  • Be sure to take into account your own weight plus the weight of other tools and equipment you will have with you.
  • Proper placement of the lift will also help to avoid a tip over.
  • If your lift is equipped with outriggers, use them, and make sure they’re set up on stable ground.

Ejections from the lift platform

Ejections can lead to serious injury and death. Most often ejections happen if the bucket or platform makes hits an object forcefully if a falling object hits workers on the platform or from a sudden jerk on the lift causing workers to lose their balance.

To help avoid accidents like ejections, make sure the outriggers are set on level ground or pads. The operator must check the lift brakes and ensure they are set. Wheel chocks must be used on sloping surfaces, if safe to do so and warning signs must be placed around the work zone. Finally, operating the lift according to the manufacturer’s guidelines can also help.

Structural failures (collapses)

Before an aerial lift can be used safely it must be in safe condition. That is the purpose of a pre-use inspection: to detect defects or damage that could impair the functioning of the machine or the operator’s familiarity with the controls.

If a defect is detected during the pre-use inspection, the machine must be clearly tagged out of service until it is repaired.[/vc_column_text][vc_single_image image=”17098″ img_size=”full”][vc_column_text]If you’re outdoors, you want to pay attention to trees and light poles. Stay a minimum of ten feet away any of these hazards.

High voltage powerlines can be extremely dangerous and have their own set of rules based on the amount of electricity that they’re carrying.

If possible, the line should be deenergized. If it’s not possible to deenergize the lines, you should stay as far away from them as possible.

In fact, OSHA says if you’re not a qualified electrical worker, you and any conductive objects that you’re holding should not come within ten feet of a line carrying fifty thousand volts.  For higher voltage line you must stay even further away.[/vc_column_text][vc_column_text]Entanglement hazards

Keep hands, arms, and other body parts within the confines of the platform and guard rail while working on the platform.

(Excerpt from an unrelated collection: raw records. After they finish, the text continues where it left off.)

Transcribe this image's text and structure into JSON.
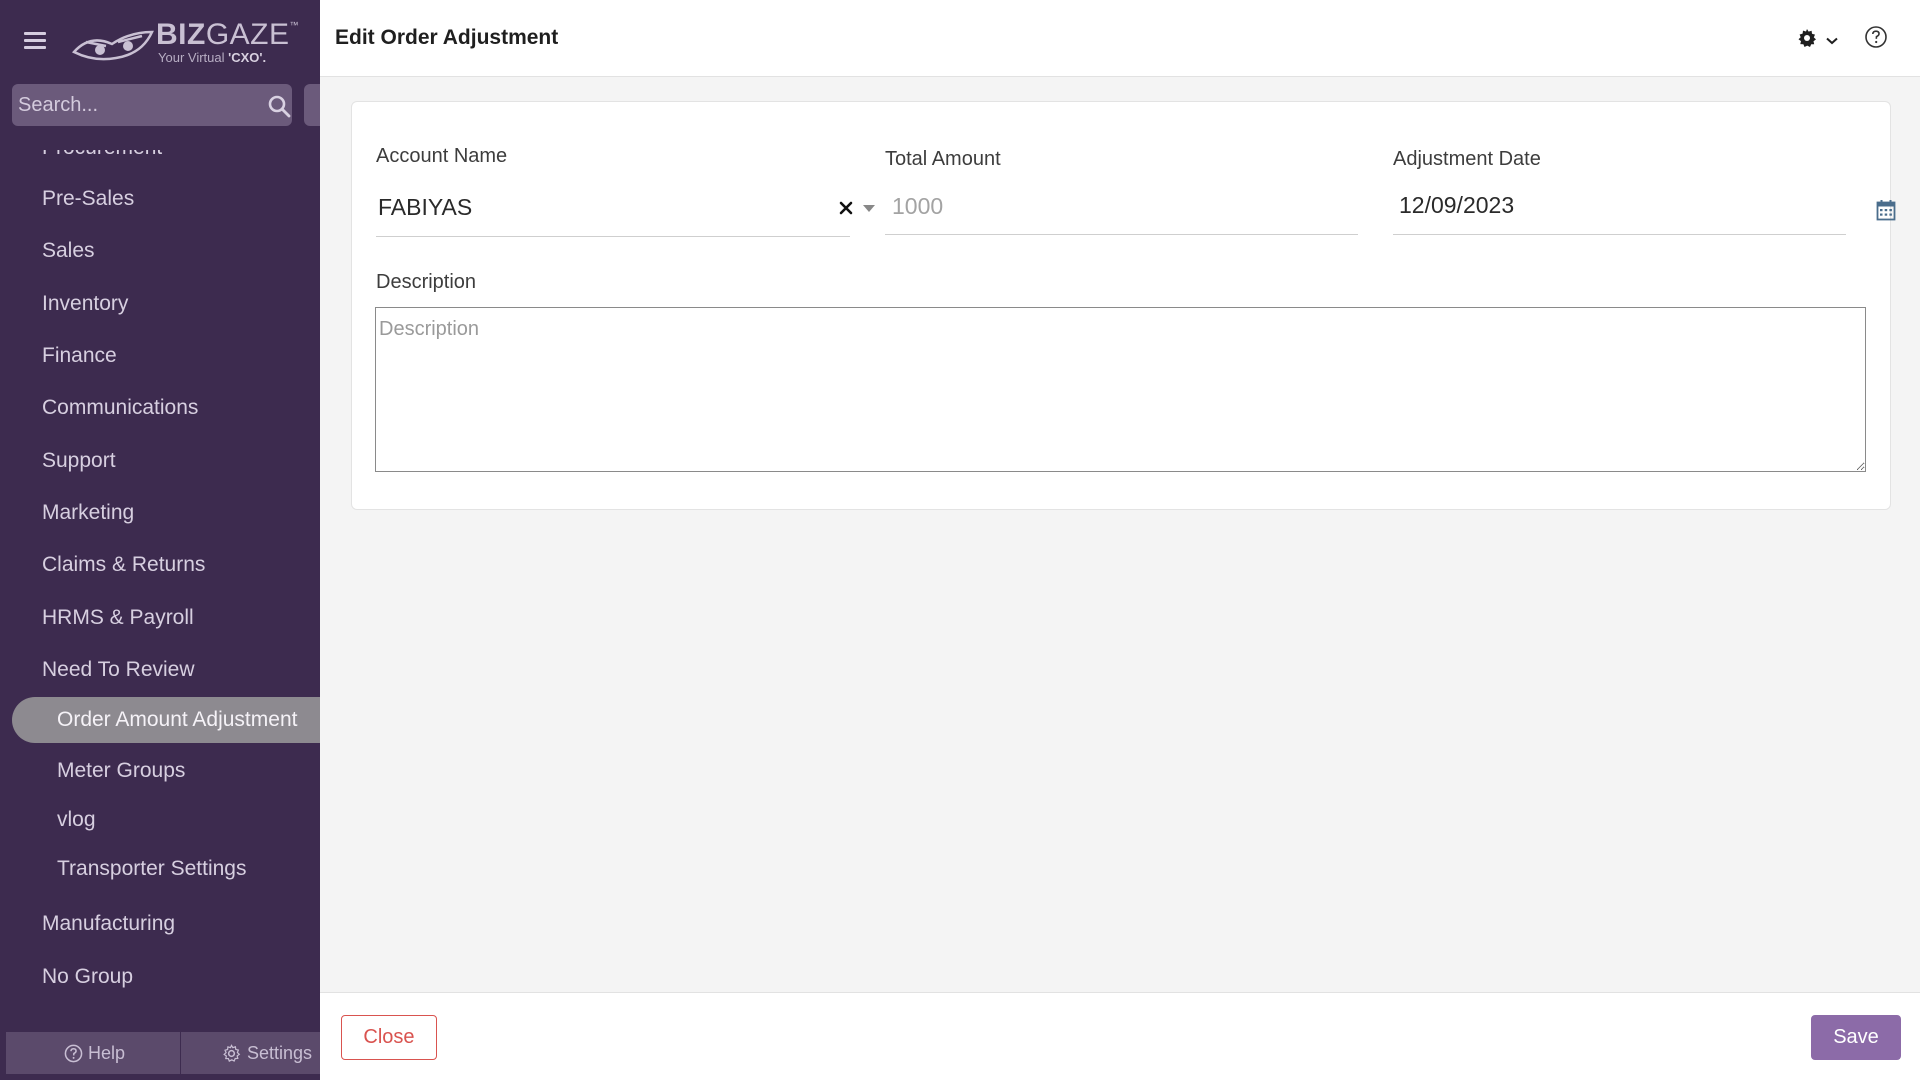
{
  "sidebar": {
    "logo": {
      "brand_light": "BIZ",
      "brand_bold": "GAZE",
      "trademark": "™",
      "tagline_prefix": "Your Virtual ",
      "tagline_bold": "'CXO'."
    },
    "search": {
      "placeholder": "Search..."
    },
    "partial_item": "Procurement",
    "items": [
      "Pre-Sales",
      "Sales",
      "Inventory",
      "Finance",
      "Communications",
      "Support",
      "Marketing",
      "Claims & Returns",
      "HRMS & Payroll",
      "Need To Review"
    ],
    "sub_items": {
      "active": "Order Amount Adjustment",
      "others": [
        "Meter Groups",
        "vlog",
        "Transporter Settings"
      ]
    },
    "after_items": [
      "Manufacturing",
      "No Group"
    ],
    "footer": {
      "help_label": "Help",
      "settings_label": "Settings"
    }
  },
  "header": {
    "title": "Edit Order Adjustment"
  },
  "form": {
    "account_name": {
      "label": "Account Name",
      "value": "FABIYAS"
    },
    "total_amount": {
      "label": "Total Amount",
      "value": "1000"
    },
    "adjustment_date": {
      "label": "Adjustment Date",
      "value": "12/09/2023"
    },
    "description": {
      "label": "Description",
      "placeholder": "Description",
      "value": ""
    }
  },
  "footer": {
    "close_label": "Close",
    "save_label": "Save"
  },
  "colors": {
    "sidebar_bg": "#3d2b4f",
    "accent": "#8c6ba8",
    "danger": "#d9534f",
    "calendar_icon": "#4a6d8c"
  }
}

Keep hands and fingers away from moving parts while on the ground.

Avoid loose clothing that could become caught in chains, pulleys, lifts, etc. If your hair is long, tie it up. Always ensure that the machine is de-energized before conducting maintenance and repairs.[/vc_column_text][vc_empty_space][ultimate_heading main_heading=”Module 2 Quiz”]Time for the next short quiz. Click on the quiz link below to begin. A score of 70% or higher is required to pass. Once you are done, you will be taken to the 3rd module. Good luck with the quiz and we’ll see you over in Module 3.[/ultimate_heading][/vc_column][/vc_row]